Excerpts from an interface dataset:
****

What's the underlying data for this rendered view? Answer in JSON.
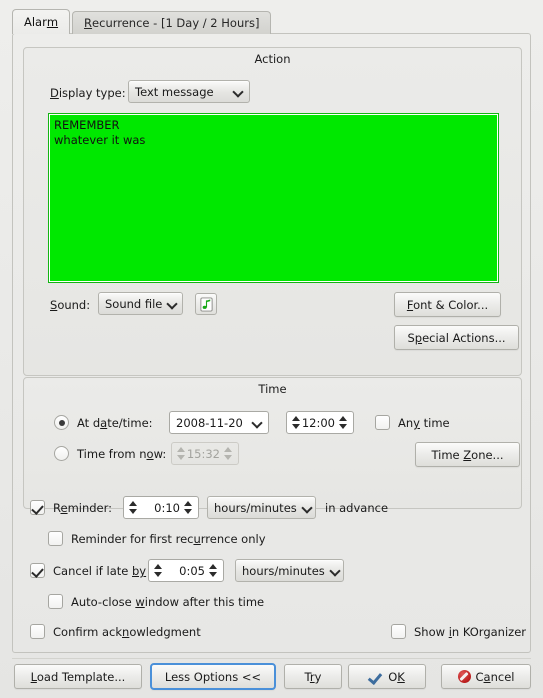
{
  "window": {
    "tabs": [
      {
        "label_pre": "Alar",
        "label_accel": "m",
        "label_post": "",
        "full": "Alarm",
        "active": true
      },
      {
        "label_pre": "",
        "label_accel": "R",
        "label_post": "ecurrence - [1 Day / 2 Hours]",
        "full": "Recurrence - [1 Day / 2 Hours]",
        "active": false
      }
    ]
  },
  "action": {
    "title": "Action",
    "display_type": {
      "label_accel": "D",
      "label_post": "isplay type:",
      "value": "Text message"
    },
    "message": {
      "line1": "REMEMBER",
      "line2": "whatever it was",
      "background_color": "#00e800",
      "text_color": "#111111"
    },
    "sound": {
      "label_accel": "S",
      "label_post": "ound:",
      "value": "Sound file",
      "config_icon": "music-note-file-icon"
    },
    "font_color_button": {
      "accel": "F",
      "post": "ont & Color..."
    },
    "special_actions_button": {
      "pre": "S",
      "accel": "p",
      "post": "ecial Actions..."
    }
  },
  "time": {
    "title": "Time",
    "at_datetime": {
      "label_pre": "At d",
      "label_accel": "a",
      "label_post": "te/time:",
      "selected": true,
      "date_value": "2008-11-20",
      "time_value": "12:00"
    },
    "any_time": {
      "pre": "An",
      "accel": "y",
      "post": " time",
      "checked": false
    },
    "time_from_now": {
      "label_pre": "Time from n",
      "label_accel": "o",
      "label_post": "w:",
      "selected": false,
      "value": "15:32",
      "enabled": false
    },
    "time_zone_button": {
      "pre": "Time ",
      "accel": "Z",
      "post": "one..."
    }
  },
  "options": {
    "reminder": {
      "label_pre": "R",
      "label_accel": "e",
      "label_post": "minder:",
      "checked": true,
      "value": "0:10",
      "unit": "hours/minutes",
      "suffix": "in advance"
    },
    "reminder_first_only": {
      "pre": "Reminder for first rec",
      "accel": "u",
      "post": "rrence only",
      "checked": false
    },
    "cancel_if_late": {
      "label_pre": "Cancel if late ",
      "label_accel": "by",
      "label_post": "",
      "checked": true,
      "value": "0:05",
      "unit": "hours/minutes"
    },
    "auto_close": {
      "pre": "Auto-close ",
      "accel": "w",
      "post": "indow after this time",
      "checked": false
    },
    "confirm_ack": {
      "pre": "Confirm ack",
      "accel": "n",
      "post": "owledgment",
      "checked": false
    },
    "show_in_korganizer": {
      "pre": "Show ",
      "accel": "i",
      "post": "n KOrganizer",
      "checked": false
    }
  },
  "footer": {
    "load_template": {
      "accel": "L",
      "post": "oad Template..."
    },
    "less_options": {
      "label": "Less Options <<",
      "focused": true
    },
    "try": {
      "pre": "T",
      "accel": "r",
      "post": "y"
    },
    "ok": {
      "pre": "O",
      "accel": "K",
      "post": "",
      "icon": "check-icon"
    },
    "cancel": {
      "pre": "C",
      "accel": "a",
      "post": "ncel",
      "icon": "cancel-icon"
    }
  },
  "colors": {
    "accent_focus": "#4a90d9",
    "message_bg": "#00e800",
    "ok_icon": "#3d6d9e",
    "cancel_icon": "#bb1d1d"
  }
}
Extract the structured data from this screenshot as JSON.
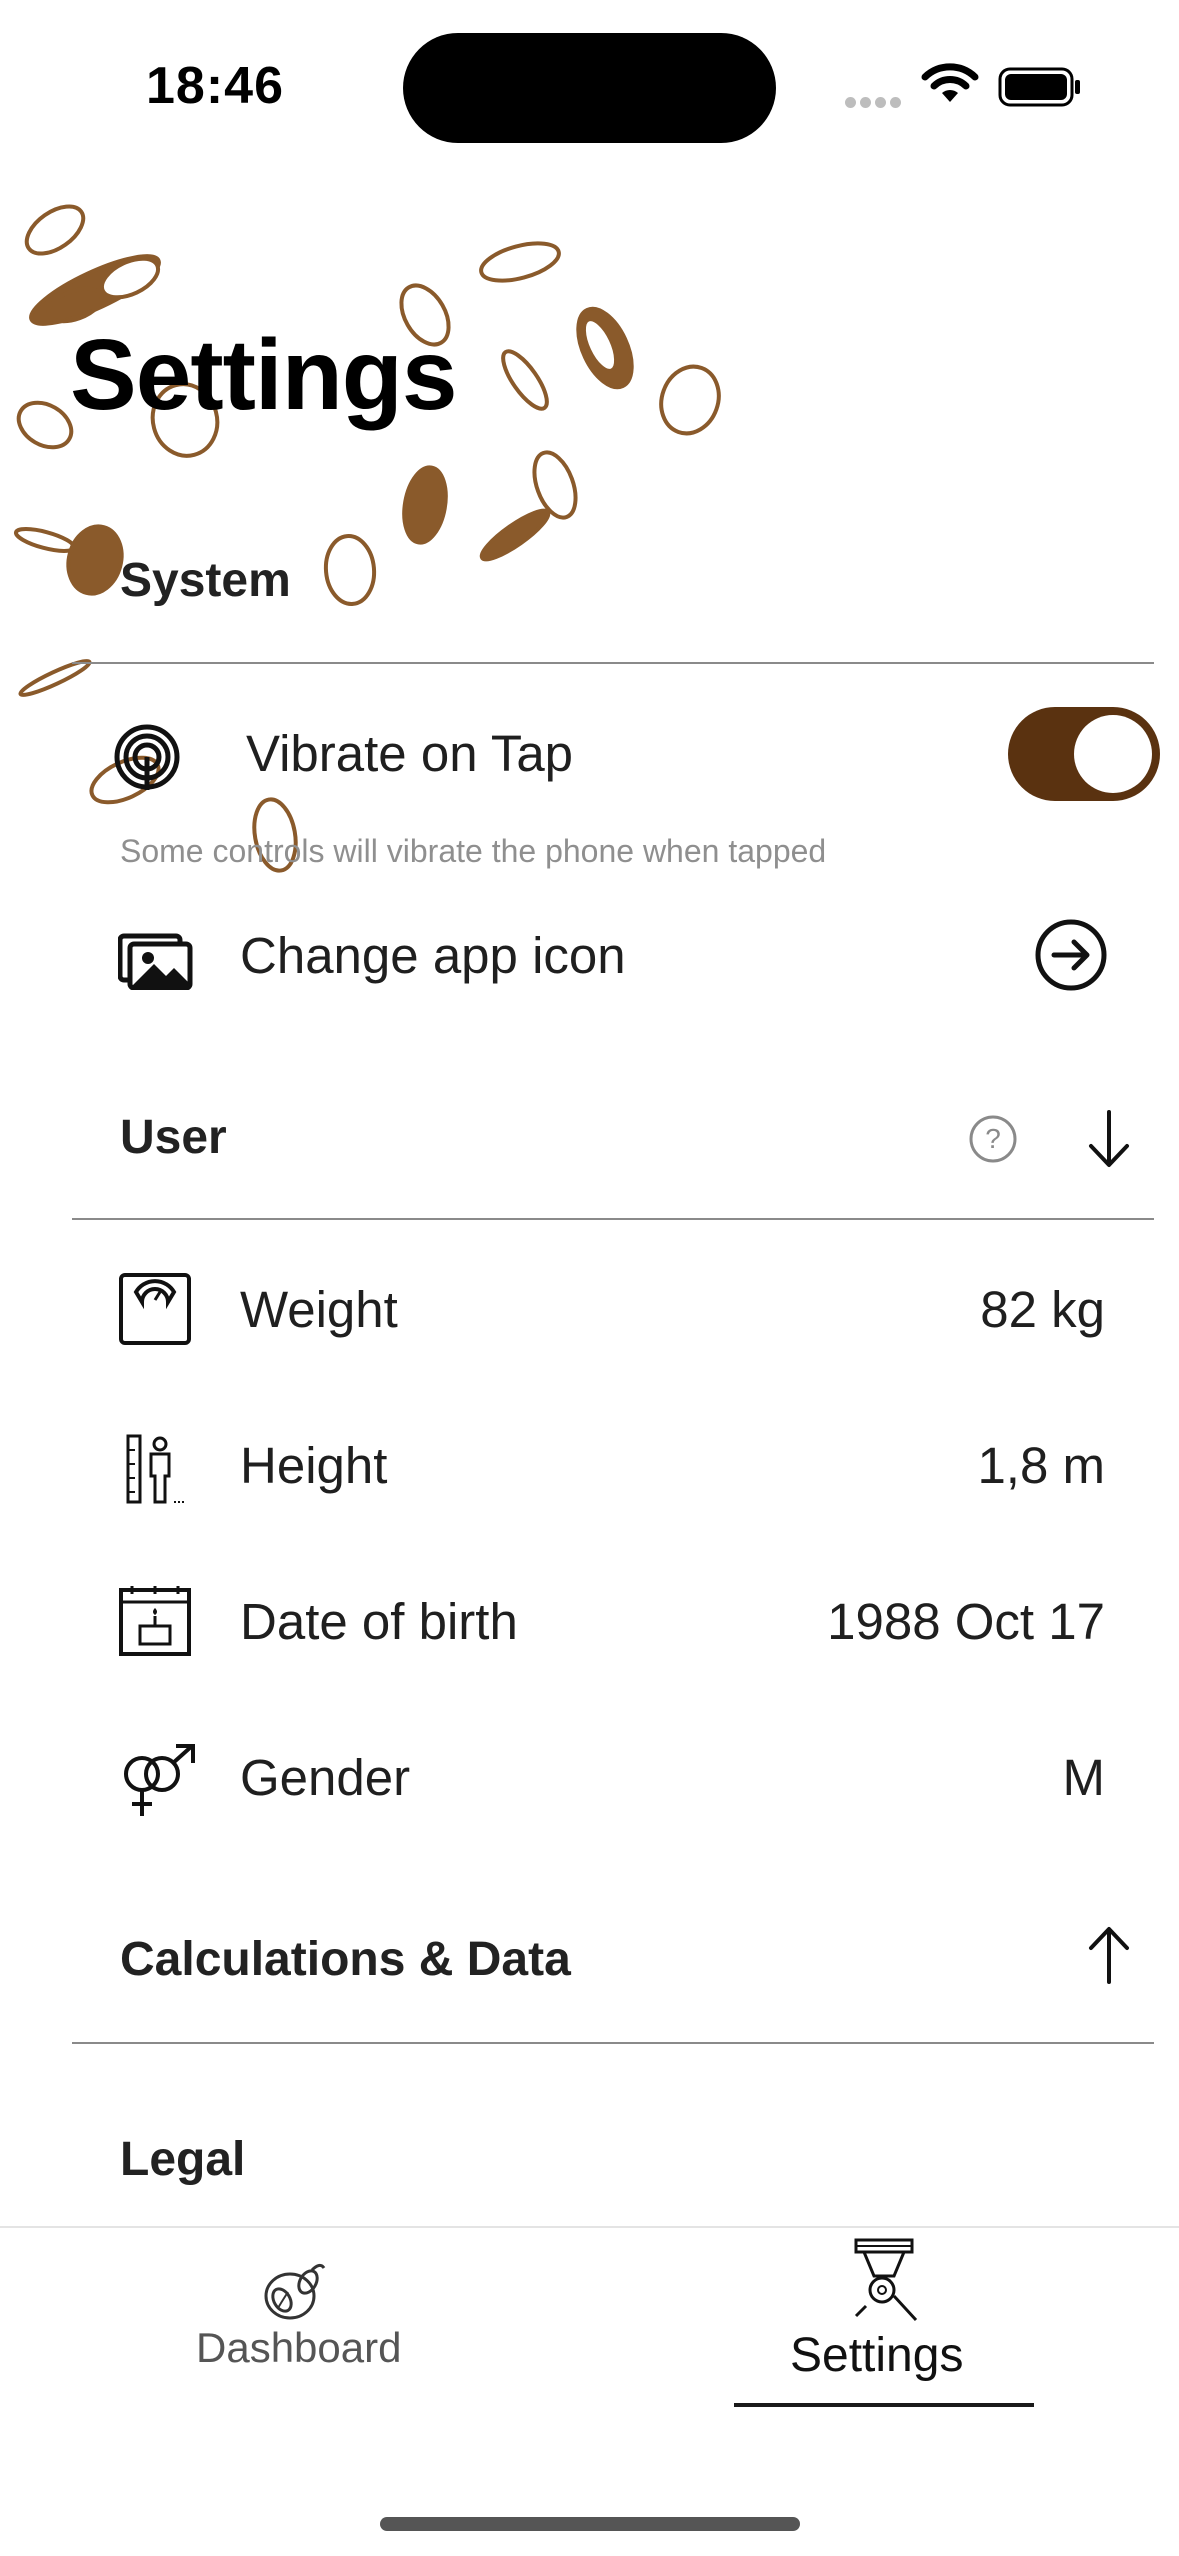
{
  "status_bar": {
    "time": "18:46"
  },
  "page": {
    "title": "Settings"
  },
  "system": {
    "header": "System",
    "vibrate": {
      "label": "Vibrate on Tap",
      "enabled": true,
      "hint": "Some controls will vibrate the phone when tapped"
    },
    "app_icon": {
      "label": "Change app icon"
    }
  },
  "user": {
    "header": "User",
    "rows": [
      {
        "label": "Weight",
        "value": "82 kg",
        "icon": "scale-icon"
      },
      {
        "label": "Height",
        "value": "1,8 m",
        "icon": "height-icon"
      },
      {
        "label": "Date of birth",
        "value": "1988 Oct 17",
        "icon": "birthday-calendar-icon"
      },
      {
        "label": "Gender",
        "value": "M",
        "icon": "gender-icon"
      }
    ]
  },
  "calculations": {
    "header": "Calculations & Data"
  },
  "legal": {
    "header": "Legal"
  },
  "tabbar": {
    "items": [
      {
        "label": "Dashboard",
        "active": false
      },
      {
        "label": "Settings",
        "active": true
      }
    ]
  },
  "colors": {
    "accent": "#5a3210",
    "cup_brown": "#8a5a2b"
  }
}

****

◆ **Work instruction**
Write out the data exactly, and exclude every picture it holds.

◆ **Answer space**
What's the underlying data for this rendered view? Answer in JSON.
{
  "window": {
    "tabs": [
      {
        "label_pre": "Alar",
        "label_accel": "m",
        "label_post": "",
        "full": "Alarm",
        "active": true
      },
      {
        "label_pre": "",
        "label_accel": "R",
        "label_post": "ecurrence - [1 Day / 2 Hours]",
        "full": "Recurrence - [1 Day / 2 Hours]",
        "active": false
      }
    ]
  },
  "action": {
    "title": "Action",
    "display_type": {
      "label_accel": "D",
      "label_post": "isplay type:",
      "value": "Text message"
    },
    "message": {
      "line1": "REMEMBER",
      "line2": "whatever it was",
      "background_color": "#00e800",
      "text_color": "#111111"
    },
    "sound": {
      "label_accel": "S",
      "label_post": "ound:",
      "value": "Sound file",
      "config_icon": "music-note-file-icon"
    },
    "font_color_button": {
      "accel": "F",
      "post": "ont & Color..."
    },
    "special_actions_button": {
      "pre": "S",
      "accel": "p",
      "post": "ecial Actions..."
    }
  },
  "time": {
    "title": "Time",
    "at_datetime": {
      "label_pre": "At d",
      "label_accel": "a",
      "label_post": "te/time:",
      "selected": true,
      "date_value": "2008-11-20",
      "time_value": "12:00"
    },
    "any_time": {
      "pre": "An",
      "accel": "y",
      "post": " time",
      "checked": false
    },
    "time_from_now": {
      "label_pre": "Time from n",
      "label_accel": "o",
      "label_post": "w:",
      "selected": false,
      "value": "15:32",
      "enabled": false
    },
    "time_zone_button": {
      "pre": "Time ",
      "accel": "Z",
      "post": "one..."
    }
  },
  "options": {
    "reminder": {
      "label_pre": "R",
      "label_accel": "e",
      "label_post": "minder:",
      "checked": true,
      "value": "0:10",
      "unit": "hours/minutes",
      "suffix": "in advance"
    },
    "reminder_first_only": {
      "pre": "Reminder for first rec",
      "accel": "u",
      "post": "rrence only",
      "checked": false
    },
    "cancel_if_late": {
      "label_pre": "Cancel if late ",
      "label_accel": "by",
      "label_post": "",
      "checked": true,
      "value": "0:05",
      "unit": "hours/minutes"
    },
    "auto_close": {
      "pre": "Auto-close ",
      "accel": "w",
      "post": "indow after this time",
      "checked": false
    },
    "confirm_ack": {
      "pre": "Confirm ack",
      "accel": "n",
      "post": "owledgment",
      "checked": false
    },
    "show_in_korganizer": {
      "pre": "Show ",
      "accel": "i",
      "post": "n KOrganizer",
      "checked": false
    }
  },
  "footer": {
    "load_template": {
      "accel": "L",
      "post": "oad Template..."
    },
    "less_options": {
      "label": "Less Options <<",
      "focused": true
    },
    "try": {
      "pre": "T",
      "accel": "r",
      "post": "y"
    },
    "ok": {
      "pre": "O",
      "accel": "K",
      "post": "",
      "icon": "check-icon"
    },
    "cancel": {
      "pre": "C",
      "accel": "a",
      "post": "ncel",
      "icon": "cancel-icon"
    }
  },
  "colors": {
    "accent_focus": "#4a90d9",
    "message_bg": "#00e800",
    "ok_icon": "#3d6d9e",
    "cancel_icon": "#bb1d1d"
  }
}
Extract the structured data from this screenshot as JSON.
{
  "status_bar": {
    "time": "18:46"
  },
  "page": {
    "title": "Settings"
  },
  "system": {
    "header": "System",
    "vibrate": {
      "label": "Vibrate on Tap",
      "enabled": true,
      "hint": "Some controls will vibrate the phone when tapped"
    },
    "app_icon": {
      "label": "Change app icon"
    }
  },
  "user": {
    "header": "User",
    "rows": [
      {
        "label": "Weight",
        "value": "82 kg",
        "icon": "scale-icon"
      },
      {
        "label": "Height",
        "value": "1,8 m",
        "icon": "height-icon"
      },
      {
        "label": "Date of birth",
        "value": "1988 Oct 17",
        "icon": "birthday-calendar-icon"
      },
      {
        "label": "Gender",
        "value": "M",
        "icon": "gender-icon"
      }
    ]
  },
  "calculations": {
    "header": "Calculations & Data"
  },
  "legal": {
    "header": "Legal"
  },
  "tabbar": {
    "items": [
      {
        "label": "Dashboard",
        "active": false
      },
      {
        "label": "Settings",
        "active": true
      }
    ]
  },
  "colors": {
    "accent": "#5a3210",
    "cup_brown": "#8a5a2b"
  }
}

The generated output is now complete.